Understanding Healthy and Illness

The need for health, as defined by the World Health Organization, is “the absence of disability and death caused by any incident of harmful intervention aimed at preventing the spread of a communicable disease.” A wide variety of other definitions have also been used over the years. The ultimate goal, of course, is to prevent the spread of disease, and to do so, the medical profession has made many advances. There are many advances in the medical field that allow doctors to diagnose and treat diseases more quickly and effectively than ever before.

One problem, however, is that the definition of “healthy” has changed over the years. Perhaps the biggest change is the third definition, which describes the ideal level of health as “a normal, average human being.” Though this definition sounds good in theory, it is difficult to apply it to most people. For some, being healthy may involve living beyond what is considered “normal.” In other words, healthy may be defined as looking, feeling and acting like a typical human being. But this standard may actually cause many problems, because it may make it very difficult to diagnose and treat many diseases.
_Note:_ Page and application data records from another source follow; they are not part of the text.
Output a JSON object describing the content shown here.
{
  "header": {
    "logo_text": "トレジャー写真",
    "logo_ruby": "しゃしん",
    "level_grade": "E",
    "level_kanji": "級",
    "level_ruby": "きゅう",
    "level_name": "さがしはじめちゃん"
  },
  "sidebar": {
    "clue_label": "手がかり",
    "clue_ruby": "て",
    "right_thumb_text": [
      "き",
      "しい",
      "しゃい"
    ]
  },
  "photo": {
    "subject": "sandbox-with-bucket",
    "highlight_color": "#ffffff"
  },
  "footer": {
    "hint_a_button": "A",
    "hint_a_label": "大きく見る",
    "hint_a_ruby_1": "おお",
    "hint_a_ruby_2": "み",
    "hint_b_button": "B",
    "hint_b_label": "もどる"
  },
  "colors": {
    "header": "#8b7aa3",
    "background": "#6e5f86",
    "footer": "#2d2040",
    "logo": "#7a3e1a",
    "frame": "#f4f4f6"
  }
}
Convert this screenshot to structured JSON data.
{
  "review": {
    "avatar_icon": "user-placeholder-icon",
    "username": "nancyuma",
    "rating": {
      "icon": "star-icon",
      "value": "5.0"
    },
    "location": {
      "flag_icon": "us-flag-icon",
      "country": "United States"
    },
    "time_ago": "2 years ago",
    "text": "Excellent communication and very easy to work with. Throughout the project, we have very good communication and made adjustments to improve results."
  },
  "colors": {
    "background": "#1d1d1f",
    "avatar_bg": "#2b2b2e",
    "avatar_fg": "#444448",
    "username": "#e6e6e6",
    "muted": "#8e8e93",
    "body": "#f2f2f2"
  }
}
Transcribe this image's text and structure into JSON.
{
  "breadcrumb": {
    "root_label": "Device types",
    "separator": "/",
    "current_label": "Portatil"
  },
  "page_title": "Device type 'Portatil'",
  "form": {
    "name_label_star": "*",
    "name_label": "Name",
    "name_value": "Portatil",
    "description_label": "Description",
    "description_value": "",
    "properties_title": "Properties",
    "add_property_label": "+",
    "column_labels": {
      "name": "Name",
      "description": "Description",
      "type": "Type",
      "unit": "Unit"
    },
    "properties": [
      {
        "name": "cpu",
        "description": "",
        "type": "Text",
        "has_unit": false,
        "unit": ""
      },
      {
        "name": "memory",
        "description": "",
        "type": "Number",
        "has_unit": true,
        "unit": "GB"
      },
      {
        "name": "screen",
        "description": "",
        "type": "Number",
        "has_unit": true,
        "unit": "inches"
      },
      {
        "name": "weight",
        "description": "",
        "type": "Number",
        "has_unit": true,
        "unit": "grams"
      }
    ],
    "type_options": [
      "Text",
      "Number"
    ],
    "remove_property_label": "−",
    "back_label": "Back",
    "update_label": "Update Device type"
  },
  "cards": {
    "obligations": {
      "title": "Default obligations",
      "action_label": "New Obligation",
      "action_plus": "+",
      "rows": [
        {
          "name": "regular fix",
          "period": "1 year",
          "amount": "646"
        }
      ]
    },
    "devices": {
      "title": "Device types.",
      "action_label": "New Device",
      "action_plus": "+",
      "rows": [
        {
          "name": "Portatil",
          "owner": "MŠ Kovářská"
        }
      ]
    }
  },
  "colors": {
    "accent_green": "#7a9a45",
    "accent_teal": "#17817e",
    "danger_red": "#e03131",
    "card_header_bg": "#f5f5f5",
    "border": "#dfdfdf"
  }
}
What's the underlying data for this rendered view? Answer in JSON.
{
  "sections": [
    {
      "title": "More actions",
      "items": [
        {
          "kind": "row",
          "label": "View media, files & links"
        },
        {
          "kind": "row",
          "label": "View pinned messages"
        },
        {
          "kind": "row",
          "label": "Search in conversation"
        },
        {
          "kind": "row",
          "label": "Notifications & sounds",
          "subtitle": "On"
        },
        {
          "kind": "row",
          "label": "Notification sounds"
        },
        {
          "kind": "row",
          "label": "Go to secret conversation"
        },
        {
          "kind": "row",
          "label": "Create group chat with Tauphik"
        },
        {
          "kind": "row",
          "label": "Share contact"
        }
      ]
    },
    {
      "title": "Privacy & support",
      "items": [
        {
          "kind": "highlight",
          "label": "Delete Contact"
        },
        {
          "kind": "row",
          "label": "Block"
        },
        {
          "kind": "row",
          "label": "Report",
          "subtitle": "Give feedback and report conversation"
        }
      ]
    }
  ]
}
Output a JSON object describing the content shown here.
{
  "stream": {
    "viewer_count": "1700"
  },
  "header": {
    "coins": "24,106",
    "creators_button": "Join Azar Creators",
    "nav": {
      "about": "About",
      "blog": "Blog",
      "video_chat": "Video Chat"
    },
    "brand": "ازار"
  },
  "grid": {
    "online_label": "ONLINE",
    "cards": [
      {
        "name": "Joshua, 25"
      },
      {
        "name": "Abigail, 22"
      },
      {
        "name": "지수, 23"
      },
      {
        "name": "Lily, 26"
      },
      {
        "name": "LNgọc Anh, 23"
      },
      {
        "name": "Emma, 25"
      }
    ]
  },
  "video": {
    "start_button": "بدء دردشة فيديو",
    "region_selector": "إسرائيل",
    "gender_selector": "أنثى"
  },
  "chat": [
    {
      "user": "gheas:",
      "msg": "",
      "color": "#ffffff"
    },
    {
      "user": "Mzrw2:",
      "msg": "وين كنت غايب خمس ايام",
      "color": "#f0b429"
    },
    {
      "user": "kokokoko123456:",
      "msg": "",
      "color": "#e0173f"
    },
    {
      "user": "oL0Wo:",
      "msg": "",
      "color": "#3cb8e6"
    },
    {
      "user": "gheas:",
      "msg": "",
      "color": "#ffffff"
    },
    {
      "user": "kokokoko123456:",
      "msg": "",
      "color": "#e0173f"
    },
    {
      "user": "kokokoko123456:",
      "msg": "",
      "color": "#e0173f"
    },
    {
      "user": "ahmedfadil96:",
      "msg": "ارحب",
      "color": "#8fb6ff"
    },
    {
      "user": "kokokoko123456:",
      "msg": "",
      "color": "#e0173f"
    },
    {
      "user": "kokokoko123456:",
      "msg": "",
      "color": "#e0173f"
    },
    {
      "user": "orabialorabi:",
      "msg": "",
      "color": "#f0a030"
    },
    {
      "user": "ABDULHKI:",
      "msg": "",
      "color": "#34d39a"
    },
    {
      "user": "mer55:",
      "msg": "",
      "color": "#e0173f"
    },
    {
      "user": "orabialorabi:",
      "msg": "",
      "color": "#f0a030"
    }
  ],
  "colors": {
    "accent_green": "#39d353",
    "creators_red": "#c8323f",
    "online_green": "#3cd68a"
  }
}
The other problem with this third definition is that it tends to erase the distinction between illness and injury. This definition of “healthy” tends to create an impression that all sickness and disease are the same and that public health is simply managing disease. In fact, the medical profession argues that this definition does not accurately convey the concepts of life course and risk. It could be said that public health is management, not treatment. So what makes someone sick?

Some would say that the disease concept is too broad and tends to generate an overly narrow focus on health. By narrowing the focus, the ability to define healthy can become easier. But this means that the definition of healthy will also become more vague. It will become impossible to tell if a person is healthy simply by asking them questions such as, have you had flu this season or have you had weight problems in the past. The third definition of “healthy” might just be a way to classify profligate use of healthcare, and it may not reflect any true comprehension of a person’s true state of health. Perhaps the problem is that people seem to associate symptoms with illness when they do not have symptoms of both.

Perhaps the problem lies in the fact that public health education programs tend to teach the definition of healthy as something that is only about managing disease. This is unfortunate, because for older adults, a true understanding of healthy living means so much more than just managing disease. It means an active participation in building a quality life and ensuring that your quality of life is improved through the healthy choices that you make in your daily life.

Health and wellness cannot be reduced to a definition. It is a complete package of values and habits that encompass everything from diet to exercise to stress management. By making sure that everyone has a complete physical fitness level and a reasonable emotional wellbeing, health and wellness becomes achievable for all of us. By learning to live according to this definition of healthy living we can ensure that the quality of life for all of our communities’ citizens improves. The ability to better manage the spread of communicable diseases, and reduce premature death rates, comes from making sure that everyone has a complete physical fitness level and a reasonable emotional wellbeing.